_TASK DATA_:
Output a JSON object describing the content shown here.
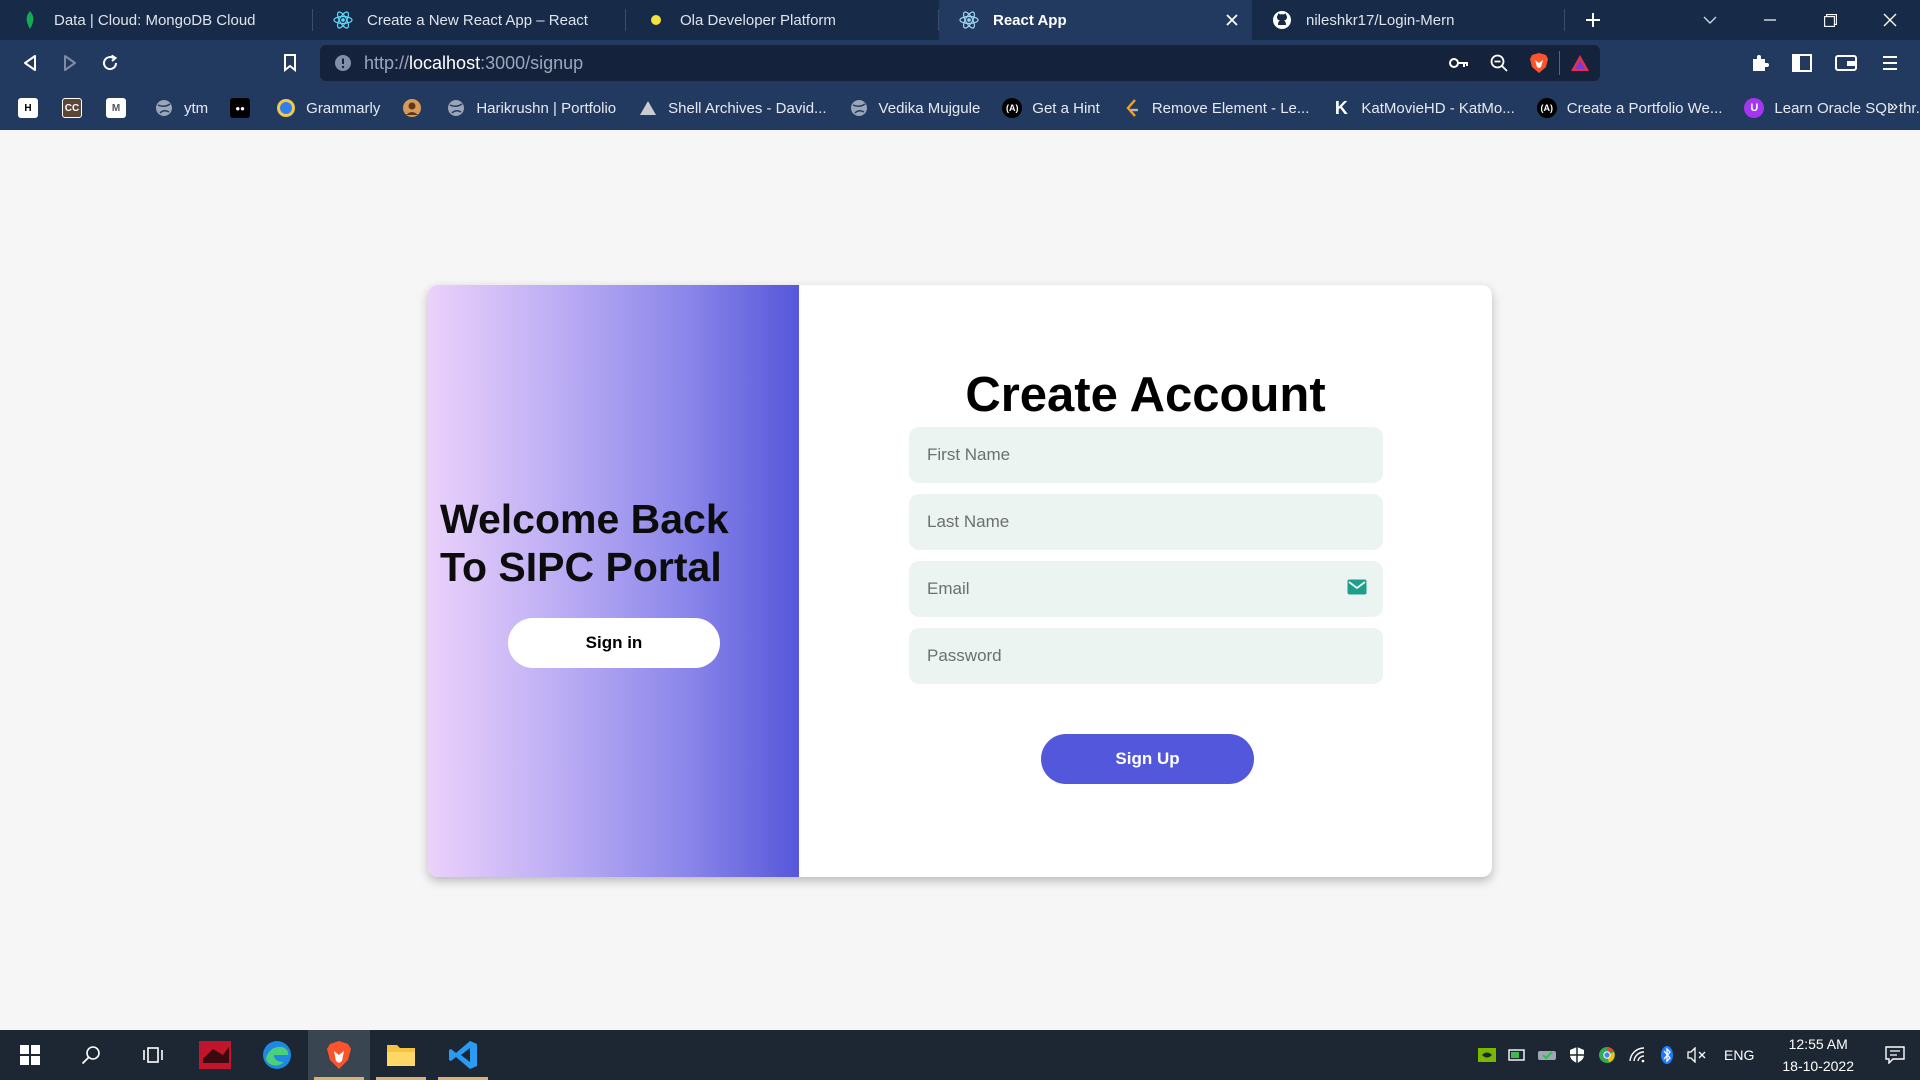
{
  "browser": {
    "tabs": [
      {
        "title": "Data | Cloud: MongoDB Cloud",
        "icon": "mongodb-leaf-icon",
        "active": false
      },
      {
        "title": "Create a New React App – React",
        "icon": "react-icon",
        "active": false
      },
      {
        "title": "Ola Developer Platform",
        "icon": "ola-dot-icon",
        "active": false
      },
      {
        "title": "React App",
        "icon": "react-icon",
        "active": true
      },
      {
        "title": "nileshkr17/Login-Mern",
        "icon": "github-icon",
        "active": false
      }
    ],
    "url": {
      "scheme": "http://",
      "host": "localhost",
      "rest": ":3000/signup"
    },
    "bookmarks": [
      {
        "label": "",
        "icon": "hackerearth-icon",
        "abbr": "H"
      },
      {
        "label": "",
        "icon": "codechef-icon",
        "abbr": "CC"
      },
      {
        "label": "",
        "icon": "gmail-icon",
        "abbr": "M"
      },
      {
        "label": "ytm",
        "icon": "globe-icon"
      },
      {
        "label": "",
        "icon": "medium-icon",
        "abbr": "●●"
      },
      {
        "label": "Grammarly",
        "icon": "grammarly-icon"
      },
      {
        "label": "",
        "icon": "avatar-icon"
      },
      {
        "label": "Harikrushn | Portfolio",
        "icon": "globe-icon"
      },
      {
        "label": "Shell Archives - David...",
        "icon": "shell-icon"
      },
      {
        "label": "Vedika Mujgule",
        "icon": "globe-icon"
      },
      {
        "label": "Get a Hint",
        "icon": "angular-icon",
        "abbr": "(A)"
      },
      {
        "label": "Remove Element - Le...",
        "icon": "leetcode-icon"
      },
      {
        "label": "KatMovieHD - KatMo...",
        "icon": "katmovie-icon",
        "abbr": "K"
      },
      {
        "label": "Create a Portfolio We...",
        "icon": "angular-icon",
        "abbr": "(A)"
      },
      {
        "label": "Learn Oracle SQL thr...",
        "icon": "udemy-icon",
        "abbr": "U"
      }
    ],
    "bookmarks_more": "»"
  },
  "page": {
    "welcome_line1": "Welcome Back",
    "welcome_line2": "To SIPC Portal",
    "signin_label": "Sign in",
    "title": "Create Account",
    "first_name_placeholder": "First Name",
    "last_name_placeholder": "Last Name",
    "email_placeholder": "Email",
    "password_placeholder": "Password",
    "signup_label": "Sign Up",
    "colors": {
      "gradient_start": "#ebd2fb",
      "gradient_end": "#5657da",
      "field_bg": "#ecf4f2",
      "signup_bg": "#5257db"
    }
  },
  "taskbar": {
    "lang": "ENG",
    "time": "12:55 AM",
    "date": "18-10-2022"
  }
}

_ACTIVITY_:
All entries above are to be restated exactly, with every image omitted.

_RESULT FOR THIS TASK_:
Output a JSON object describing the content shown here.
{
  "browser": {
    "tabs": [
      {
        "title": "Data | Cloud: MongoDB Cloud",
        "icon": "mongodb-leaf-icon",
        "active": false
      },
      {
        "title": "Create a New React App – React",
        "icon": "react-icon",
        "active": false
      },
      {
        "title": "Ola Developer Platform",
        "icon": "ola-dot-icon",
        "active": false
      },
      {
        "title": "React App",
        "icon": "react-icon",
        "active": true
      },
      {
        "title": "nileshkr17/Login-Mern",
        "icon": "github-icon",
        "active": false
      }
    ],
    "url": {
      "scheme": "http://",
      "host": "localhost",
      "rest": ":3000/signup"
    },
    "bookmarks": [
      {
        "label": "",
        "icon": "hackerearth-icon",
        "abbr": "H"
      },
      {
        "label": "",
        "icon": "codechef-icon",
        "abbr": "CC"
      },
      {
        "label": "",
        "icon": "gmail-icon",
        "abbr": "M"
      },
      {
        "label": "ytm",
        "icon": "globe-icon"
      },
      {
        "label": "",
        "icon": "medium-icon",
        "abbr": "●●"
      },
      {
        "label": "Grammarly",
        "icon": "grammarly-icon"
      },
      {
        "label": "",
        "icon": "avatar-icon"
      },
      {
        "label": "Harikrushn | Portfolio",
        "icon": "globe-icon"
      },
      {
        "label": "Shell Archives - David...",
        "icon": "shell-icon"
      },
      {
        "label": "Vedika Mujgule",
        "icon": "globe-icon"
      },
      {
        "label": "Get a Hint",
        "icon": "angular-icon",
        "abbr": "(A)"
      },
      {
        "label": "Remove Element - Le...",
        "icon": "leetcode-icon"
      },
      {
        "label": "KatMovieHD - KatMo...",
        "icon": "katmovie-icon",
        "abbr": "K"
      },
      {
        "label": "Create a Portfolio We...",
        "icon": "angular-icon",
        "abbr": "(A)"
      },
      {
        "label": "Learn Oracle SQL thr...",
        "icon": "udemy-icon",
        "abbr": "U"
      }
    ],
    "bookmarks_more": "»"
  },
  "page": {
    "welcome_line1": "Welcome Back",
    "welcome_line2": "To SIPC Portal",
    "signin_label": "Sign in",
    "title": "Create Account",
    "first_name_placeholder": "First Name",
    "last_name_placeholder": "Last Name",
    "email_placeholder": "Email",
    "password_placeholder": "Password",
    "signup_label": "Sign Up",
    "colors": {
      "gradient_start": "#ebd2fb",
      "gradient_end": "#5657da",
      "field_bg": "#ecf4f2",
      "signup_bg": "#5257db"
    }
  },
  "taskbar": {
    "lang": "ENG",
    "time": "12:55 AM",
    "date": "18-10-2022"
  }
}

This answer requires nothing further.